╭─ Records provided

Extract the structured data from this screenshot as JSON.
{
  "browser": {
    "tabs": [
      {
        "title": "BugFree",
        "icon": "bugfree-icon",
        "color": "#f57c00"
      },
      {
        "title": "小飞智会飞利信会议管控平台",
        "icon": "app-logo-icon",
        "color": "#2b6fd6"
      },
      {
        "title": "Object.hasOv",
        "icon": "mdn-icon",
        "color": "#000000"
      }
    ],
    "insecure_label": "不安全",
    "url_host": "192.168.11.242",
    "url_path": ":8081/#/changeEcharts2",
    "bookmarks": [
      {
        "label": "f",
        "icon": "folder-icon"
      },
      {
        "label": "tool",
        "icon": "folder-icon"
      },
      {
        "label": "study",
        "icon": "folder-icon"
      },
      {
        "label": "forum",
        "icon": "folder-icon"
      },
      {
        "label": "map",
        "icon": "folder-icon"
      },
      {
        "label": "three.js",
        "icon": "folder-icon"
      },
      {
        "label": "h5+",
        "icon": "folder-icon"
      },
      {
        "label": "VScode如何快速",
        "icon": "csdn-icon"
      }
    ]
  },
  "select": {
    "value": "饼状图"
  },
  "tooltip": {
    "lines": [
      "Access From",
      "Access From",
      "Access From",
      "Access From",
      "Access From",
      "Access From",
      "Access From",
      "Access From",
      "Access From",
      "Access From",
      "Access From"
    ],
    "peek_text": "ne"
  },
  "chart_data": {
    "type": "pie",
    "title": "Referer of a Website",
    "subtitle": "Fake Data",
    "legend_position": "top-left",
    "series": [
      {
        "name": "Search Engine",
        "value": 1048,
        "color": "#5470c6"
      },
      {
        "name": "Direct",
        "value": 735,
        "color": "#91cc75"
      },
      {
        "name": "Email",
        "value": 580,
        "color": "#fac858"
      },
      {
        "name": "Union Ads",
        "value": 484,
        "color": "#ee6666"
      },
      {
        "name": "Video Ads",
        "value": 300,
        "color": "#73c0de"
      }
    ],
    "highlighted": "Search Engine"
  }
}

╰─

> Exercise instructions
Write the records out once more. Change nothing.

> Exercise result
Extract the structured data from this screenshot as JSON.
{
  "browser": {
    "tabs": [
      {
        "title": "BugFree",
        "icon": "bugfree-icon",
        "color": "#f57c00"
      },
      {
        "title": "小飞智会飞利信会议管控平台",
        "icon": "app-logo-icon",
        "color": "#2b6fd6"
      },
      {
        "title": "Object.hasOv",
        "icon": "mdn-icon",
        "color": "#000000"
      }
    ],
    "insecure_label": "不安全",
    "url_host": "192.168.11.242",
    "url_path": ":8081/#/changeEcharts2",
    "bookmarks": [
      {
        "label": "f",
        "icon": "folder-icon"
      },
      {
        "label": "tool",
        "icon": "folder-icon"
      },
      {
        "label": "study",
        "icon": "folder-icon"
      },
      {
        "label": "forum",
        "icon": "folder-icon"
      },
      {
        "label": "map",
        "icon": "folder-icon"
      },
      {
        "label": "three.js",
        "icon": "folder-icon"
      },
      {
        "label": "h5+",
        "icon": "folder-icon"
      },
      {
        "label": "VScode如何快速",
        "icon": "csdn-icon"
      }
    ]
  },
  "select": {
    "value": "饼状图"
  },
  "tooltip": {
    "lines": [
      "Access From",
      "Access From",
      "Access From",
      "Access From",
      "Access From",
      "Access From",
      "Access From",
      "Access From",
      "Access From",
      "Access From",
      "Access From"
    ],
    "peek_text": "ne"
  },
  "chart_data": {
    "type": "pie",
    "title": "Referer of a Website",
    "subtitle": "Fake Data",
    "legend_position": "top-left",
    "series": [
      {
        "name": "Search Engine",
        "value": 1048,
        "color": "#5470c6"
      },
      {
        "name": "Direct",
        "value": 735,
        "color": "#91cc75"
      },
      {
        "name": "Email",
        "value": 580,
        "color": "#fac858"
      },
      {
        "name": "Union Ads",
        "value": 484,
        "color": "#ee6666"
      },
      {
        "name": "Video Ads",
        "value": 300,
        "color": "#73c0de"
      }
    ],
    "highlighted": "Search Engine"
  }
}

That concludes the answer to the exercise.